The Army Study to Assess Risk and Resilience in Servicemembers (Army STARRS) is a large and complex research project originally funded by the Army that is examining the mental health and resilience of soldiers. The project was designed and the original data collection took place from 2009-2015 by the Center for the Study of Traumatic Stress (CSTS) at the Uniformed Services University of the Health Sciences (USUHS), in collaboration with the University of California San Diego (UCSD), Harvard University, and the University of Michigan.
Army STARRS includes several separate but integrated studies that originally collected data from more than 100,000 active duty soldiers throughout the U.S. and overseas. The research includes questionnaires, neurocognitive tests, blood collection, state-of-the-art genetic and other biomarker assays, linking these data to extensive, existing Army/DoD administrative records, and performing big data machine-learning analyses and developing predictive analytic models. These efforts have been producing, and continue to produce, large and rich datasets that continue to be used to serve a variety of research goals including:
- Understanding the mental health and resilience of soldiers
- Identifying risk factors for mental health problems
- Informing development and evaluation of interventions to improve mental health
- Improving the delivery of mental health care to soldiers
The Army STARRS project is a major undertaking that continues to produce a wealth of data and insights into the mental health of soldiers. The project is having a significant impact on the field of military mental health, and it continues to inform the development of policies and programs to improve the mental health of soldiers.
The Army STARRS research is continuing and expanding through follow-on awards called the Study to Assess Risk and Resilience in Servicemembers - Longitudinal Study (STARRS-LS). STARRS-LS, which began when the original Army STARRS award ended in 2015 and continues to this day, is a DoD-funded long-term research project that is continuing and further enhancing the Army STARRS research. The major research activities of STARRS-LS include:
- Continuing to use the STARRS platforms, systems, and data to conduct further analyses, derive further findings, and extract additional value from Army STARRS
- Extending, expanding, and enhancing the STARRS data by obtaining additional Army/DoD administrative data for 2010 to as close to the current data as possible, and designing and conducting a longitudinal follow-up study of a representative sample of approximately 15,000 soldiers selected from the Army STARRS participants
- Analyzing the STARRS-LS follow-up data, and the more current Army/DoD administrative data, in conjunction with the baseline Army STARRS data, to follow soldiers throughout their Army careers and through their transition to civilian life, for those soldiers who separate from military service.
- Working with the Center for Military Precision Health (CMPH) team at USU to generate and analyze whole genome sequencing data using DNA from tens of thousands of soldiers who participated in the Army STARRS research project.
The Army STARRS and STARRS-LS projects have the potential to make significant contributions to the field of military mental health.
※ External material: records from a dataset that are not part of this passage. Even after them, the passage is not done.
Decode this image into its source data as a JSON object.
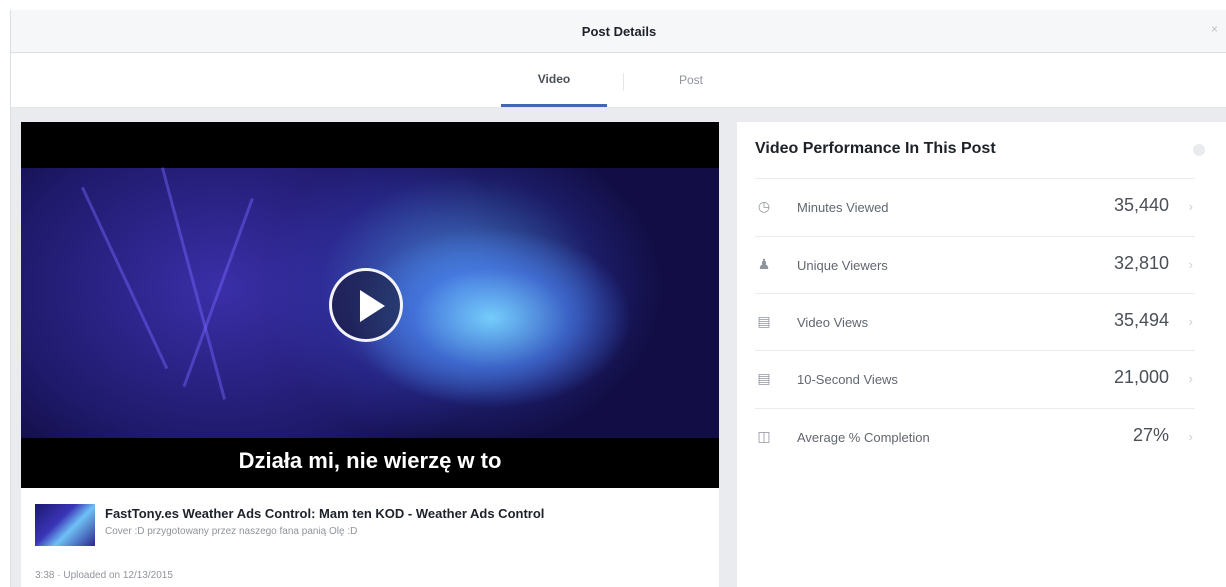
{
  "dialog": {
    "title": "Post Details",
    "close_glyph": "×"
  },
  "tabs": [
    {
      "label": "Video",
      "active": true
    },
    {
      "label": "Post",
      "active": false
    }
  ],
  "video": {
    "subtitle": "Działa mi, nie wierzę w to",
    "title": "FastTony.es Weather Ads Control: Mam ten KOD - Weather Ads Control",
    "description": "Cover :D przygotowany przez naszego fana panią Olę :D",
    "meta": "3:38 · Uploaded on 12/13/2015"
  },
  "performance": {
    "title": "Video Performance In This Post",
    "metrics": [
      {
        "icon": "clock-icon",
        "glyph": "◷",
        "label": "Minutes Viewed",
        "value": "35,440"
      },
      {
        "icon": "person-icon",
        "glyph": "♟",
        "label": "Unique Viewers",
        "value": "32,810"
      },
      {
        "icon": "video-views-icon",
        "glyph": "▤",
        "label": "Video Views",
        "value": "35,494"
      },
      {
        "icon": "ten-second-views-icon",
        "glyph": "▤",
        "label": "10-Second Views",
        "value": "21,000"
      },
      {
        "icon": "completion-icon",
        "glyph": "◫",
        "label": "Average % Completion",
        "value": "27%"
      }
    ],
    "chevron": "›"
  },
  "colors": {
    "accent": "#4267b2",
    "page_bg": "#e9ebee",
    "header_bg": "#f6f7f9"
  }
}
The continuing analyses of the data from both the Army STARRS project and the STARRS-LS project will help to improve our understanding of the mental health of soldiers and identify new ways to prevent and treat mental health problems. The project will also help to develop new personalized therapeutic options for soldiers, which could have a major impact on the lives of both soldiers and their families.
THE MAJOR RESEARCH ACTIVITIES OF STARRS-LS
- Continue using the STARRS platforms, systems and data to conduct further analyses, derive further findings, and extract additional value from Army STARRS; and
- Extend, expand, and enhance the STARRS data by obtaining additional Army/DoD administrative data for 2010 to 2015 and designing and conducting a longitudinal follow-up study of a subset of more than 50,000 Army STARRS participants.
Department is working with the Center for Military Precision Health (CMPH) team at USU to perform whole genome sequencing of DNA from tens of thousands of Soldiers who participated in the STARRS research project. This has the potential to transform patient care by producing actionable personalized medicine to generate novel personalized therapeutic options that impact both civilian and military lives.